Yet we find solace in a more sophisticated kind of rhythm - that of music. Adrift in sound, the mind departs from routine and schedule. Suspension in song carries a magic like little else. However, though music appreciation is intuitive, the cause of it is less so. Evolutionary musicology, the study of music and its associated psychological mechanisms as an evolutionary factor, offers tentative answers. Steven Pinker, a psychologist at Harvard, theorized in his 1997 book How the Mind Works that music is “auditory cheesecake.” That is, the flavors of music stimulate the palate of various important parts of the brain such as the language center, the auditory cortex (which detects emotions in human cries and speech), and the motor control system, which provides biological rhythm to the muscles in activities such as walking. Others place music as a simple courtship mechanism, used primarily by young males to demonstrate their suitability as a mate: Music, when combined with dance, is a strong display of physical and mental vitality. Another view characterizes music as a precursor to language, that worked to synchronize large groups in the same manner as the clock. However, none of these theories seem to provide a comprehensive view of the origins of rhythmic sensibility. Where do we get our sense of groove, of rhythmic feeling?

Evolutionary theory and biology do indeed offer a foundation for rhythmic perception.

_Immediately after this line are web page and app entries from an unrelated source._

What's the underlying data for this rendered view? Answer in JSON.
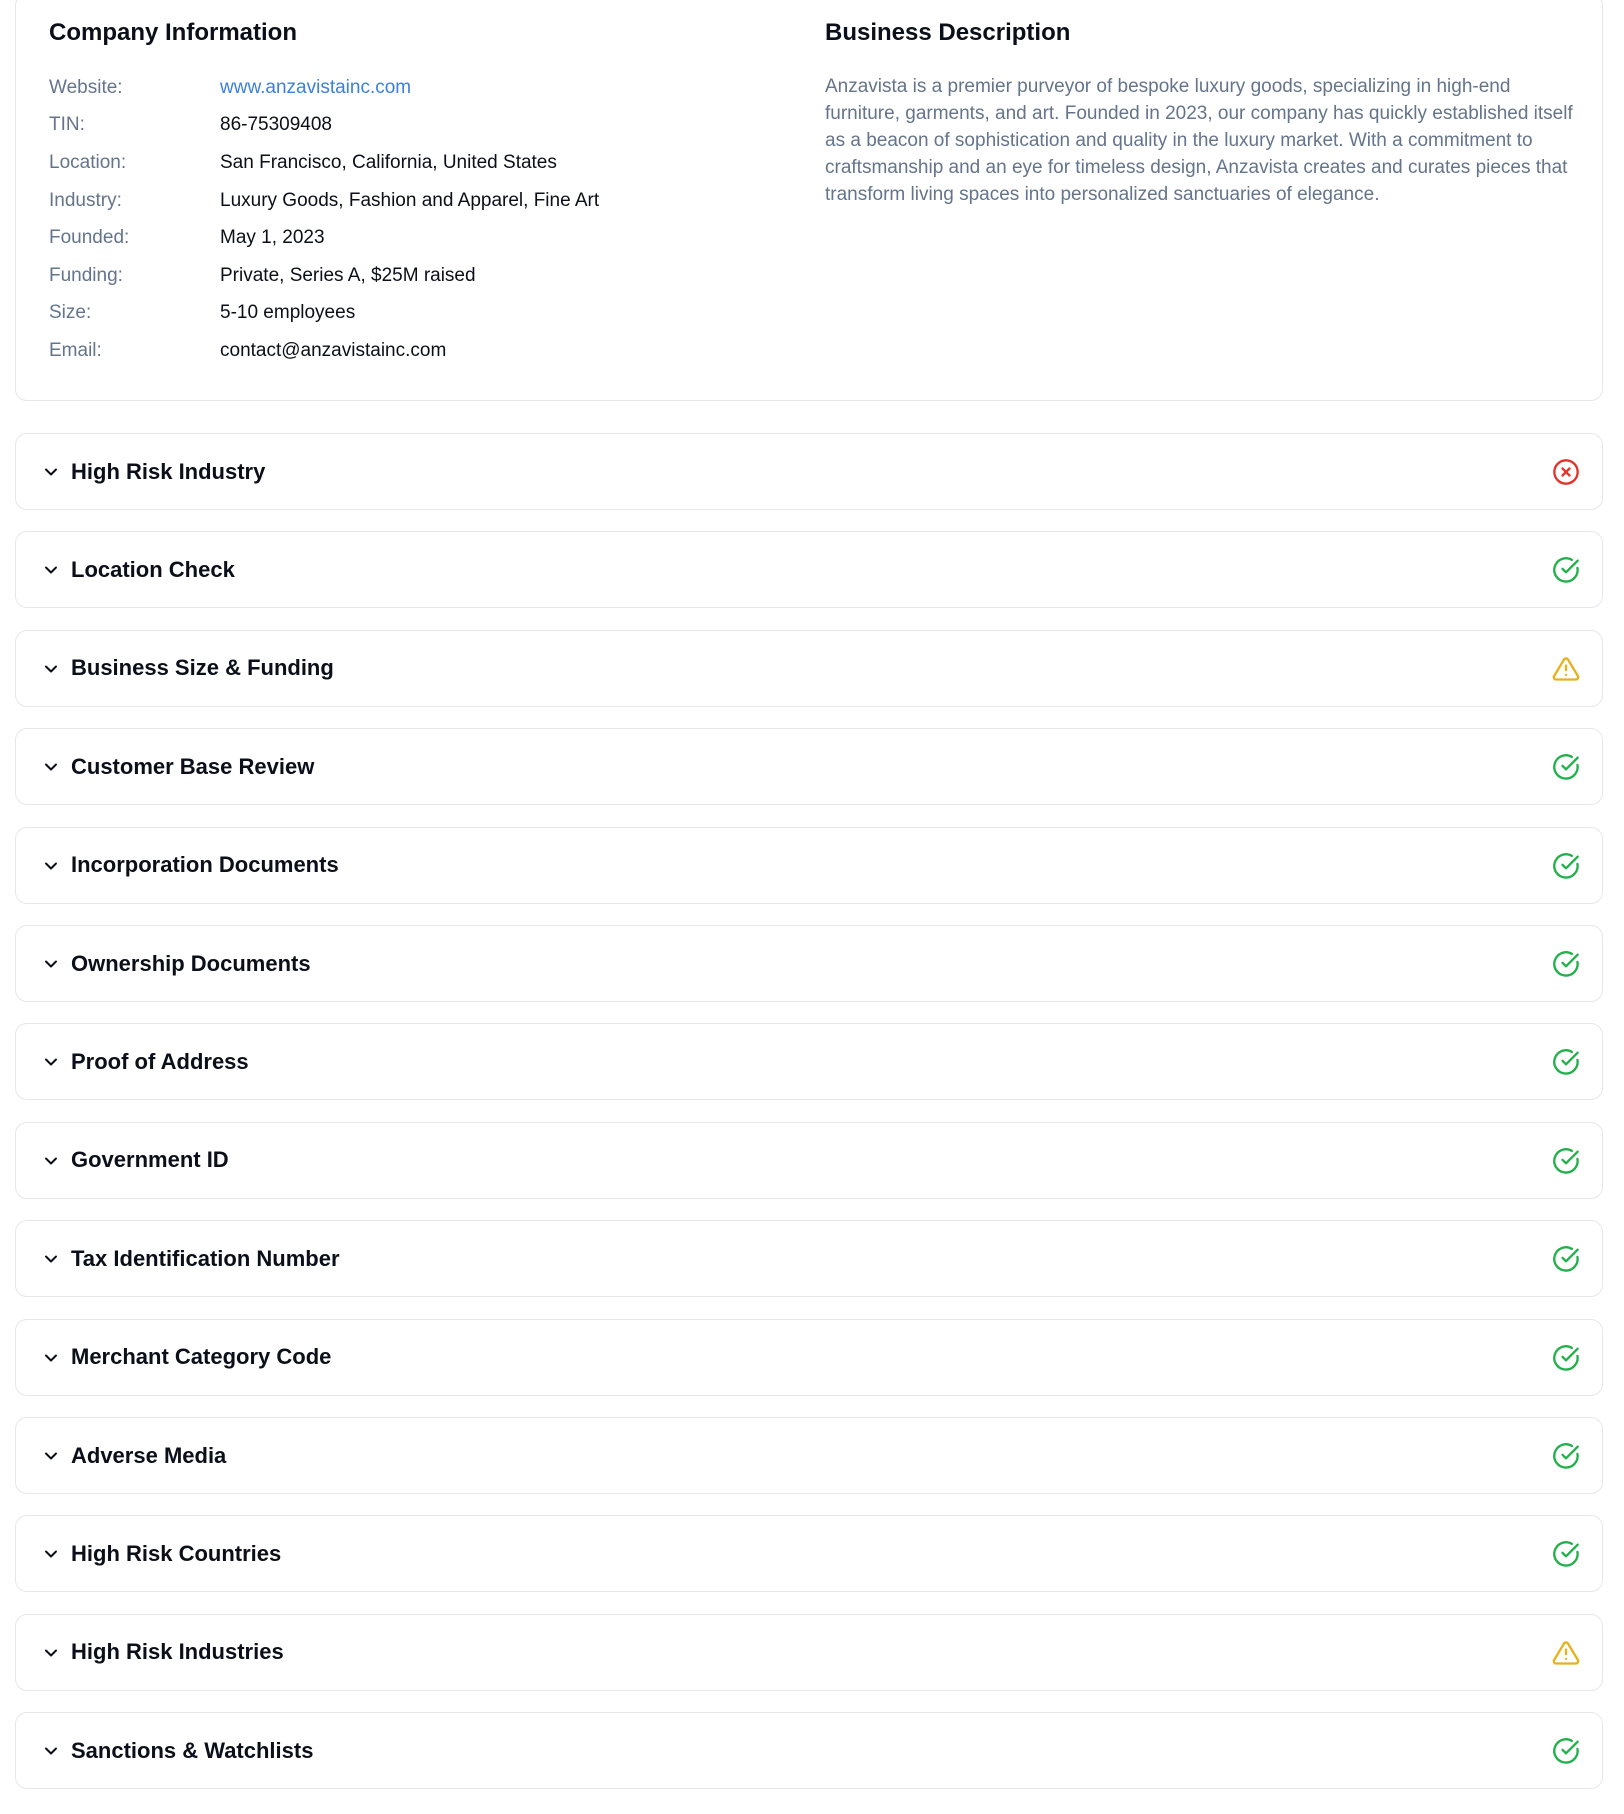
{
  "company_info": {
    "heading": "Company Information",
    "rows": [
      {
        "label": "Website:",
        "value": "www.anzavistainc.com"
      },
      {
        "label": "TIN:",
        "value": "86-75309408"
      },
      {
        "label": "Location:",
        "value": "San Francisco, California, United States"
      },
      {
        "label": "Industry:",
        "value": "Luxury Goods, Fashion and Apparel, Fine Art"
      },
      {
        "label": "Founded:",
        "value": "May 1, 2023"
      },
      {
        "label": "Funding:",
        "value": "Private, Series A, $25M raised"
      },
      {
        "label": "Size:",
        "value": "5-10 employees"
      },
      {
        "label": "Email:",
        "value": "contact@anzavistainc.com"
      }
    ]
  },
  "business_description": {
    "heading": "Business Description",
    "text": "Anzavista is a premier purveyor of bespoke luxury goods, specializing in high-end furniture, garments, and art. Founded in 2023, our company has quickly established itself as a beacon of sophistication and quality in the luxury market. With a commitment to craftsmanship and an eye for timeless design, Anzavista creates and curates pieces that transform living spaces into personalized sanctuaries of elegance."
  },
  "checks": [
    {
      "title": "High Risk Industry",
      "status": "fail",
      "icon": "x-circle-icon"
    },
    {
      "title": "Location Check",
      "status": "pass",
      "icon": "check-circle-icon"
    },
    {
      "title": "Business Size & Funding",
      "status": "warning",
      "icon": "warning-triangle-icon"
    },
    {
      "title": "Customer Base Review",
      "status": "pass",
      "icon": "check-circle-icon"
    },
    {
      "title": "Incorporation Documents",
      "status": "pass",
      "icon": "check-circle-icon"
    },
    {
      "title": "Ownership Documents",
      "status": "pass",
      "icon": "check-circle-icon"
    },
    {
      "title": "Proof of Address",
      "status": "pass",
      "icon": "check-circle-icon"
    },
    {
      "title": "Government ID",
      "status": "pass",
      "icon": "check-circle-icon"
    },
    {
      "title": "Tax Identification Number",
      "status": "pass",
      "icon": "check-circle-icon"
    },
    {
      "title": "Merchant Category Code",
      "status": "pass",
      "icon": "check-circle-icon"
    },
    {
      "title": "Adverse Media",
      "status": "pass",
      "icon": "check-circle-icon"
    },
    {
      "title": "High Risk Countries",
      "status": "pass",
      "icon": "check-circle-icon"
    },
    {
      "title": "High Risk Industries",
      "status": "warning",
      "icon": "warning-triangle-icon"
    },
    {
      "title": "Sanctions & Watchlists",
      "status": "pass",
      "icon": "check-circle-icon"
    }
  ],
  "colors": {
    "pass": "#22b04b",
    "fail": "#e0352b",
    "warning": "#e8b11c",
    "link": "#3b7fe0",
    "label": "#64748b",
    "border": "#e5e7eb"
  }
}
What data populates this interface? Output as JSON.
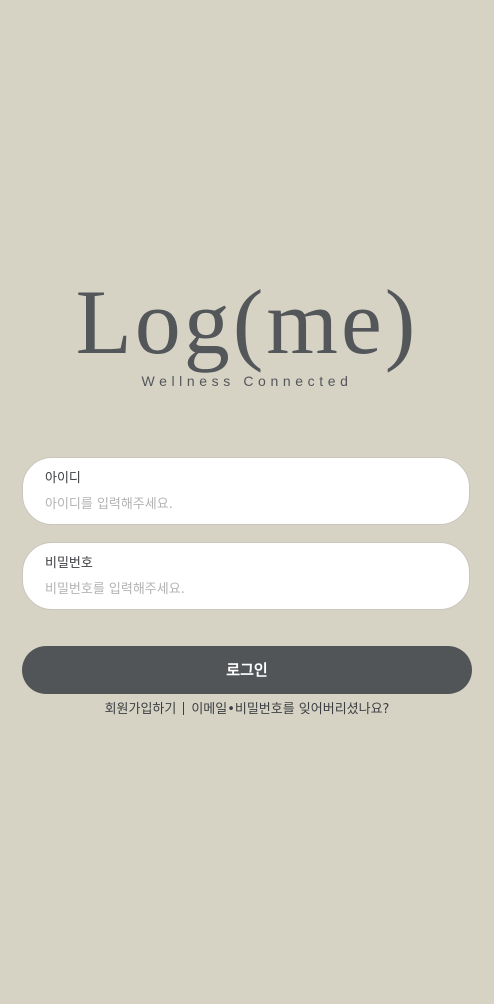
{
  "brand": {
    "logo_text": "Log(me)",
    "tagline": "Wellness Connected"
  },
  "login_form": {
    "id_field": {
      "label": "아이디",
      "placeholder": "아이디를 입력해주세요.",
      "value": ""
    },
    "password_field": {
      "label": "비밀번호",
      "placeholder": "비밀번호를 입력해주세요.",
      "value": ""
    },
    "login_button_label": "로그인"
  },
  "footer_links": {
    "signup_label": "회원가입하기",
    "forgot_label": "이메일•비밀번호를 잊어버리셨나요?"
  },
  "colors": {
    "background": "#d6d3c5",
    "brand_gray": "#54575a",
    "button_bg": "#525558",
    "field_bg": "#ffffff",
    "placeholder": "#b3b3b3"
  }
}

Neural circuits called Central Pattern Generators are integral to biological function, providing the impulses that generate periodic behaviors such as breathing, pumping of blood, swallowing, and walking. One notable theory posits that our sense of rhythm came from the need to separate these patterns from the impulses of the outside world. As hunter-gatherers, humans spent much time walking and running as they searched for their next meal. This required deft tracking skills, using the eyes and ears to stalk prey. Without proper biological systems, the pounding of feet or beating of the heart can drown out key signals. Thus, researchers believe that we developed a sense of rhythm to anticipate these inner disturbances, allowing us to focus on sensory clues more important to getting our next meal. Though this in some capacity explains the visceral nature of rhythm, it offers no higher-order purpose, no description of rhythmic function beyond basic mammalian impulse.

One may be found in connection to our relationship with time. Tied to the ticking of the clock, modern life provides constant reminders of our own mortality. We speak of time as a limited resource, as a currency, such as when we say, “You are wasting my time!”, “I spent too much time there,” or “Thank you for your time.” This time is measured in units of harsh regularity, that keenly bind us to schedule, routine, and accomplishment. In musical rhythm, however, we make something entirely irregular. Each musician adds their own touch to a written beat, spacing notes so as to break the chains of mechanical clock-like progression. This touch is the origin of the groove of jazz and its derivatives and the ebb and flow of tempo in classical. These are rhythms to move the brain, soul and body. As a function of creative thought, they are recognized by tracing our biological rhythms but captivate in deviating from them. Unlike a heartbeat, the sound of which might be heard in all moments of life but is obscured by the brain to allow the senses to receive new information, musical rhythms draw the mind’s attention, celebrating a departure from biological regularity. In creating these patterns, musicians adorn the unfailing periodicity of the clock with a human glow, one that transforms the journey of human existence from a strict march to a soaring dance. Let’s groove.